DATA Block Start

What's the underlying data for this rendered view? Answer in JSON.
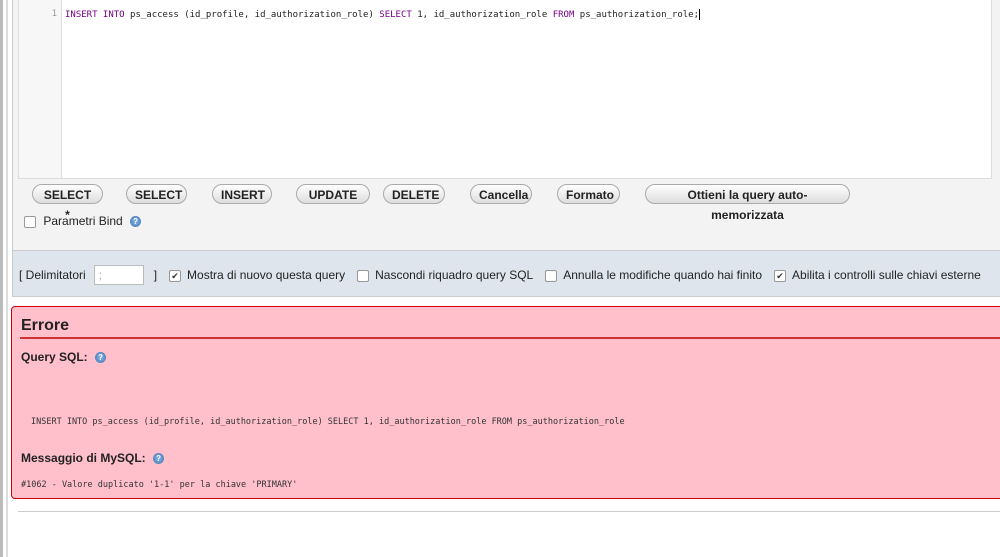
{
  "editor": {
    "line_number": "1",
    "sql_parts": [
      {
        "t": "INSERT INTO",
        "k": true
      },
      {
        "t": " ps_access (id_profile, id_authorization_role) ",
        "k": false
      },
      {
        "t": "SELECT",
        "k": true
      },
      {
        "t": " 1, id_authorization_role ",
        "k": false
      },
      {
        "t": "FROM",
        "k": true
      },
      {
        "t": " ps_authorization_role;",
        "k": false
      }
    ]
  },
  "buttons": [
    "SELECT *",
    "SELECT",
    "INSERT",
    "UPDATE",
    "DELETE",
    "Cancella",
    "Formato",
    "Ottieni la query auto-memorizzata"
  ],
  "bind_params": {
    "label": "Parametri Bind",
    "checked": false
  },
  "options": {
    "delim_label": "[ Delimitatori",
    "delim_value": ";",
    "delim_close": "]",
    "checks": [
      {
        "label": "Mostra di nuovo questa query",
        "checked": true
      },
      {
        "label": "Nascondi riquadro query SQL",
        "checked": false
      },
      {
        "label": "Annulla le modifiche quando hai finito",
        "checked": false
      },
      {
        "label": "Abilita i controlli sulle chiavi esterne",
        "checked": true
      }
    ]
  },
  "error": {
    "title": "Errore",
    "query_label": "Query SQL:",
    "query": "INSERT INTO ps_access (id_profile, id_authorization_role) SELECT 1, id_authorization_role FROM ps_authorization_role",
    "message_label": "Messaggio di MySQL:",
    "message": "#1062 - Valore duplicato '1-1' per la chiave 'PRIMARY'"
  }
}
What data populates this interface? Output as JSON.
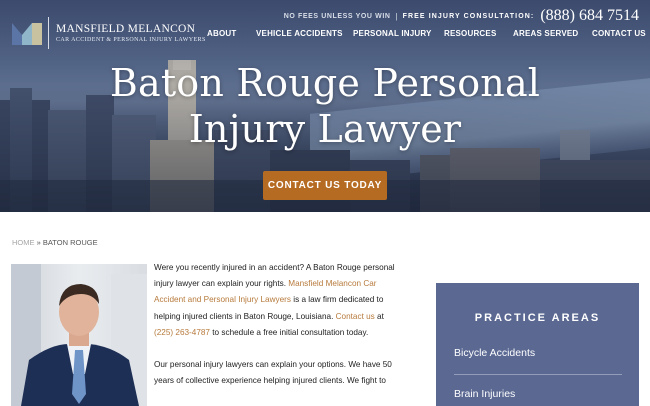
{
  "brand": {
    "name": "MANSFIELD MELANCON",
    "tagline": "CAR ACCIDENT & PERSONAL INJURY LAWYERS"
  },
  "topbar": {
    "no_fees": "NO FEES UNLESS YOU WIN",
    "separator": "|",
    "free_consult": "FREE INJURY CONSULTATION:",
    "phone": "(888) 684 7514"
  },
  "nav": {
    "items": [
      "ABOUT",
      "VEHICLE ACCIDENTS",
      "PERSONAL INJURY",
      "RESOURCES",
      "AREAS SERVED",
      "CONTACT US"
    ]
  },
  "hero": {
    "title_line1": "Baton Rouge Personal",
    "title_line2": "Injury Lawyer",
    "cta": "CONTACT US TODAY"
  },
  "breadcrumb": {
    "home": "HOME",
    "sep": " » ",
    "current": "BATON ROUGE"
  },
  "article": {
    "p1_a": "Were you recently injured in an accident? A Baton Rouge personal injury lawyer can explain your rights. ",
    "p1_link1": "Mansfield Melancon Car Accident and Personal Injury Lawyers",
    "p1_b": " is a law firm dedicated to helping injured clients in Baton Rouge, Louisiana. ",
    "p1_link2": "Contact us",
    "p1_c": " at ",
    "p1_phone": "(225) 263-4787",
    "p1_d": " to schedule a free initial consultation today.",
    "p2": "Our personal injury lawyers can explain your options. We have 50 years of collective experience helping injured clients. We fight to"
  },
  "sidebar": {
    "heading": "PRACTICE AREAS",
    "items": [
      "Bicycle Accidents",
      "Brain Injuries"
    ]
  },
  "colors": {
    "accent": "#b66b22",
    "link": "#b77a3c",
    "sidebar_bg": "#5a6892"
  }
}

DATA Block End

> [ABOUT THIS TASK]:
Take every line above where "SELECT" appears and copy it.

> [WRITTEN REPLY]:
        "t": "SELECT",
    "SELECT *",
    "SELECT",
    "query": "INSERT INTO ps_access (id_profile, id_authorization_role) SELECT 1, id_authorization_role FROM ps_authorization_role",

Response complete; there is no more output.